DUMMERSTON, Vt. -- Writing about socially responsible businesses last week made me wonder what has gone wrong with our economic system in the first place. Shouldn't all businesses be socially responsible? Aren't we all living on the same planet? Aren't we all interconnected? Isn't it true that no man is an island?
The problem, I've decided, is that the human factor has been almost completely eliminated from economic thinking. People have been stripped of their complicated humanity in the name of free-market efficiency.
To change that, the first thing we must throw out is the word "marketing."
Marketing allows businesses to think of the world as a place to sell things instead of what it really is, a complex organization of people with different languages, customs, cultures and religions, needs, wants, desires, joys and hates. Also, it ignores the fact that the best thing about real markets - from food markets in developing countries to flea markets and crafts fairs here - is the behavioral diversity of the people and products you find there.
To marketers, people are not people. They are customers. Members of a demographic. Dollar signs. Opportunities. Potential scores. Marks.

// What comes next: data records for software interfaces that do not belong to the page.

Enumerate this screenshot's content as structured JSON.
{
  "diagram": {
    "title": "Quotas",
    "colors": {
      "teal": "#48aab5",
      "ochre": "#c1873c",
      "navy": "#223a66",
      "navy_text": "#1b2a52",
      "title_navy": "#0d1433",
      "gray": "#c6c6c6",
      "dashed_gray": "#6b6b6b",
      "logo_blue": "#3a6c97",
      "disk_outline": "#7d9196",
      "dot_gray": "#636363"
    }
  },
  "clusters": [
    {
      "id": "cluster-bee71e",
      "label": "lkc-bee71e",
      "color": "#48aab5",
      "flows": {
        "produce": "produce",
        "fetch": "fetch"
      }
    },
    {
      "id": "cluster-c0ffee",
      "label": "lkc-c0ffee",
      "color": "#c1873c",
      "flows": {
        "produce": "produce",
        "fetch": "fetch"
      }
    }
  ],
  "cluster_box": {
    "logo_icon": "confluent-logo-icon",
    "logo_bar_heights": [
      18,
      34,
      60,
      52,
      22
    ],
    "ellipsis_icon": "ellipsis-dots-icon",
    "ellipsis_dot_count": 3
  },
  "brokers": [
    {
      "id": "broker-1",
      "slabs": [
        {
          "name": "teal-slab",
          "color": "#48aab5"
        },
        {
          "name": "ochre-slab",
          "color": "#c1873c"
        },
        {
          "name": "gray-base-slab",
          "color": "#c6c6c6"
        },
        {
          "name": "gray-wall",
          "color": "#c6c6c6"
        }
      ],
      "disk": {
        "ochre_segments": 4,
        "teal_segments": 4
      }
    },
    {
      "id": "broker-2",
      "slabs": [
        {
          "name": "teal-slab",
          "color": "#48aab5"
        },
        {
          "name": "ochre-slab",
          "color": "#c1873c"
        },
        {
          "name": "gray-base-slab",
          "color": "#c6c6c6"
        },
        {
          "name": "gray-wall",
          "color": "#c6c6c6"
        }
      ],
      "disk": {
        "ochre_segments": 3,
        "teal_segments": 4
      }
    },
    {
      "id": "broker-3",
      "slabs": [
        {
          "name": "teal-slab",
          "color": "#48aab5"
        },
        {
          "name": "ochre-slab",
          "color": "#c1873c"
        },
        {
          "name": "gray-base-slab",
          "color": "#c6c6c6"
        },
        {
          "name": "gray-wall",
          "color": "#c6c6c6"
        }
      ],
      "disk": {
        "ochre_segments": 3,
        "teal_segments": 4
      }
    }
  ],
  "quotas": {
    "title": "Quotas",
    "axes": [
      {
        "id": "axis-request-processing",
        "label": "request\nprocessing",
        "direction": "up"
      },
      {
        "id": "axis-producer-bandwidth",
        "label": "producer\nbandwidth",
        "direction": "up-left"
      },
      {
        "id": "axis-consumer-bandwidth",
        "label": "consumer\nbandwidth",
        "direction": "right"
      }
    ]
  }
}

That is why we get those dreadful canned phone messages, "Hi, I'm Joe Schmo from Western Reserve Sales, and you've just won a free trip to...," and those telemarketers reading from scripts, and so much junk mail that I recently threw away my new credit card because I didn't open its unmarked envelope, and that endless supply of e-mail spam. No thank you, I do need to enlarge my penis so desperately that I welcome six e-mails a day on the subject.
The next thing we need to throw out is our emphasis on the so-called "bottom line," because it forces business to focus on money to the exclusion of the welfare of its employees, its relationships with its environment, community, competition and, today, even its stockholders. And aren't these the very factors that contribute to the health and profitability of every business?
If the world is only a market and the only thing that counts is the dollar-and-cents bottom line, then you can expect to see a lot of disconnected behavior. We have that now with Martha Stewart, Enron, WorldCom, Global Crossing and the rest of the people and companies that confirmed our sneaking suspicious that the only difference between Wall Street and a casino is that you get free food and a show at a casino.
What has happened to the social contract? Remember? You worked at a job for 40 years, retired, and got a pension at the end of it. Your company didn't pick up and move to China at a whim. Your employer didn't decide to underfund your pension or undercut your health insurance. You were paid a decent wage so you could afford a modest, middle-class lifestyle.
It took a lot of struggle to get the eight-hour day, the 40-hour work week and time-and-a-half for overtime, not to mention things like Social Security and Medicare which are so threatened by our government today.
Hardworking Americans are now spending a large part of their lives cowering in economic terror. We're afraid of losing our jobs, or else we've already lost them, or else we're working far too hard and still not earning enough to live on. The American dream we were promised, the one where working hard leads us to success, has turned to vinegar in our mouths.
One hopeful sign is that the movement for social responsibility in business, while still small, is growing. For example, later this year, FedEx will introduce 20 hybrid electric vehicles into its delivery fleet, while UPS, along with the Environmental Protection Agency and DaimlerChrysler is looking to develop zero-emission, fuel cell-powered vehicles. And Nike, along with Liz Claiborne, Phillips-Van Heusen, Reebok and other companies, has joined the Fair Labor Association, which does independent monitoring of labor practices in supplier manufacturing plants throughout the world.
These socially responsible businesses recognize that there are always human and environmental costs that need to be factored into every successful business equation.
Another hopeful sign is the movement against globalization. In this country and across the world, more and more people are refusing to be used and exploited. They do not want to be slave laborers, and they do not want to see their local culture destroyed by the branding of large corporations.
We, as individuals, must speak up now against this kind of dehumanizing, all-marketing-all-the-time economic thinking. If we fail to insist that our humanity be treasured as an important factor in our nation's economic health, it will be as Harris Collinwood wrote in last Sunday's New York Times Magazine: "Americans have always taken for granted that better days are coming. Is our present angst the first flicker of suspicion that the better days have already been and gone?"
Joyce Marcel is a free-lance journalist who writes about culture, politics, economics and travel.